The new EHR’s highly customizable workflows enabled staff to keep pace with the rapidly changing needs of patients, he added. The EHR also helped staff build a COVID-19 interface so they could meet state reporting requirements and share data critical to tracking the pandemic, he said.
“Due to COVID-19 restrictions, we had to limit the number of patients in our hospital, so demand quickly increased to surpass the supply of beds,” Jay remembered. “At the same time, LADMC was getting referrals from other hospitals in the region that couldn’t keep up with demand, straining capacity even further. We leaned on telehealth to meet the surge in demand for behavioral health services, in addition to other health services, while keeping our patients and providers safe.”
The cloud-based system made it easy for behavioral health providers to access their patients’ records during telehealth appointments no matter where they were, he added.
LADMC is one of only two hospitals in the city of Los Angeles to receive a five-star rating from the Centers for Medicare & Medicaid Services in January 2020, Jay reported.
“This journey has been supported by the Azalea EHR, which has delivered the scalability and flexibility to support our growth and clinical quality excellence,” he said. “This growth has included a 24% increase in revenue, a 25% increase in beds and a 77% increase in patient volumes between October 2019 and October 2020.”
The EHR’s cloud backbone enables the kind of scalability staff needed to support growth while also delivering the elasticity required to adjust to changing patient volumes and demands, he added.
“COVID-19 proved a real testing ground for the EHR,” Jay noted. “We quickly delivered on provider requirements without code or change requests, met reporting and compliance needs through quick and easy access to our data, and ensured patient care continuity across the provider community here in the L.A. area.”
As LADMC continues to expand and grow, the EHR’s inherent qualities that make it easy to customize and adapt will help ensure revenue continuity, care quality and transparency into data, he added.
ADVICE FOR OTHERS
Jay recommends his peers move into a cloud-based EHR system.
“Not having to host the infrastructure on-premises makes a huge difference in maintenance costs and enables our IT team to focus on the business,” Jay advised. “Hospitals are taking a big hit financially from this pandemic, especially small and mid-sized hospitals like ours. Having a cloud-based EHR eliminated a lot of overhead costs at just the right time. It also makes it easier for patients to access their data, which allows them to be more engaged with their care.”
Another piece of advice Jay offers is that hospitals should not overlook smaller health IT vendors.

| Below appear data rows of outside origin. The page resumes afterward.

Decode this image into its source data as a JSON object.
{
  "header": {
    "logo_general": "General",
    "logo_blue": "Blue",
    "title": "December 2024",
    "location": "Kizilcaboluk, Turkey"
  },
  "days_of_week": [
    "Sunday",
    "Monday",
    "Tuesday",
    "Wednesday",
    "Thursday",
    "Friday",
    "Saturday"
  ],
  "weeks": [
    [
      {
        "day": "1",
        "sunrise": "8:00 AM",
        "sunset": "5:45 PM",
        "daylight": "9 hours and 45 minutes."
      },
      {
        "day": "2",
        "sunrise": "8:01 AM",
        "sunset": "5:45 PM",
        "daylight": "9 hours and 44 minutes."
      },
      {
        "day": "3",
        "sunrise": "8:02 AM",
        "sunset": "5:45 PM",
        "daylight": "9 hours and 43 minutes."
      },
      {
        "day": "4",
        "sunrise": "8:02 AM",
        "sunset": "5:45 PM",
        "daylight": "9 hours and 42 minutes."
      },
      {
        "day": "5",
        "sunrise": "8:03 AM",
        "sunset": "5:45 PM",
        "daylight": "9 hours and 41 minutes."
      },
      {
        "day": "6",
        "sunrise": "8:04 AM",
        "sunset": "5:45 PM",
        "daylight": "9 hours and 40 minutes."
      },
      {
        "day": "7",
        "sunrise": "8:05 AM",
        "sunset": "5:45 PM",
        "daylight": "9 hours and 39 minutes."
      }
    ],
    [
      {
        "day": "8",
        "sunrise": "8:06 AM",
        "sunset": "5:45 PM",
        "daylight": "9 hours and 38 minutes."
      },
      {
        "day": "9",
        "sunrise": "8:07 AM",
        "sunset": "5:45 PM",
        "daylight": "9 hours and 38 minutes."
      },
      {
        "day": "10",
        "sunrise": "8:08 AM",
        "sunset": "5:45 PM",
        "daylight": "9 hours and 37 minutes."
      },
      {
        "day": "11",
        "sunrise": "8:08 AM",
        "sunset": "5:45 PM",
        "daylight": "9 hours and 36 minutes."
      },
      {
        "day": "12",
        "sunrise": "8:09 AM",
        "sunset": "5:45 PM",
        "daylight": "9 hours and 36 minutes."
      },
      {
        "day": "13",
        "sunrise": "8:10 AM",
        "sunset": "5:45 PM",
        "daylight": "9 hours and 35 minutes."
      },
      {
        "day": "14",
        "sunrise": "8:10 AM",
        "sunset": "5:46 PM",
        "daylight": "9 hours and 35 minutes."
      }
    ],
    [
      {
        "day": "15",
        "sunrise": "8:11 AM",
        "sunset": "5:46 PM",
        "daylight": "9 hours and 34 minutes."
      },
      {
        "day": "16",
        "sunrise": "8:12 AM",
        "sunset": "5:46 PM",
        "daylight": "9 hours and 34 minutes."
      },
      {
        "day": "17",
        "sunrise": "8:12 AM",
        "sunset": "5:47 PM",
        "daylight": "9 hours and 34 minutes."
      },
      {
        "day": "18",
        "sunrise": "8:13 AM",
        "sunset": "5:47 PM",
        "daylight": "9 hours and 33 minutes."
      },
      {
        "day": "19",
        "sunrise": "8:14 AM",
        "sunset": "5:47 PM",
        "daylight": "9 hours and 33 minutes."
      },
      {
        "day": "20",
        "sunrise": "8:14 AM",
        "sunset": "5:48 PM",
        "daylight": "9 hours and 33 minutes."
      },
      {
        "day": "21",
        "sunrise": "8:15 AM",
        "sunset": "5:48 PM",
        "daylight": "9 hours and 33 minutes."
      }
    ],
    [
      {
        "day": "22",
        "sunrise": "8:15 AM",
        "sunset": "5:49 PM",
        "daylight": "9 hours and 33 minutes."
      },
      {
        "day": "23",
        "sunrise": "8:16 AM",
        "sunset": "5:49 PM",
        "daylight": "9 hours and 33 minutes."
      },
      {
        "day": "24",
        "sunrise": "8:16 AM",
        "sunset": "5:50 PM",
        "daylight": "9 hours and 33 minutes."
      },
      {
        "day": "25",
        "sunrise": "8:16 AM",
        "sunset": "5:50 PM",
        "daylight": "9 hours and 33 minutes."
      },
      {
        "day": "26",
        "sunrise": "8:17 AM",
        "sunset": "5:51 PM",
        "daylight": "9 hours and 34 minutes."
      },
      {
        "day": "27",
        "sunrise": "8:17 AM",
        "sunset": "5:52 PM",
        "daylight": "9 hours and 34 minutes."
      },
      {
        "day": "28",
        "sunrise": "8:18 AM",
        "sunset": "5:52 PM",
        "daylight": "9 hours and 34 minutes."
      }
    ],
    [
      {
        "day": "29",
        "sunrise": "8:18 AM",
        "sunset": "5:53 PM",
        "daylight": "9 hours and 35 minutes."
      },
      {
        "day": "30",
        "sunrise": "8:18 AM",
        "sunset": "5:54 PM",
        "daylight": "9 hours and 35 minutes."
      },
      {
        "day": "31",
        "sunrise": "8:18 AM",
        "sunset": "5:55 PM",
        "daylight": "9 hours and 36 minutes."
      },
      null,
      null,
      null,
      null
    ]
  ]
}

“What we’ve found is that the major IT providers like Epic, Cerner, Allscripts and Meditech cater to the needs of larger health systems with bigger budgets and more IT resources, leaving smaller hospitals behind,” Jay said. “These vendors also make it difficult to share data with EHR systems that aren’t their own. The new interoperability rules will certainly change this, but as we’ve seen with Azalea, you don’t need to wait for these rules to take effect to make health data accessible.”
Finally, Jay highlights the importance of interoperability and data accessibility. COVID-19, he said, made fuzzy concepts like interoperability and data liquidity tangible. As the country grappled with the pandemic, LADMC easily and almost instantly delivered the data and reporting insights required by other providers and government agencies.
“And we did this with very little involvement from internal as well as vendor resources,” he concluded. “COVID-19 has permanently changed population-level health needs and IT expectations. If a provider doesn’t already have a solution that can support the data exchange and intelligence required in this new reality, they need to take a serious and hard look at their EHR.”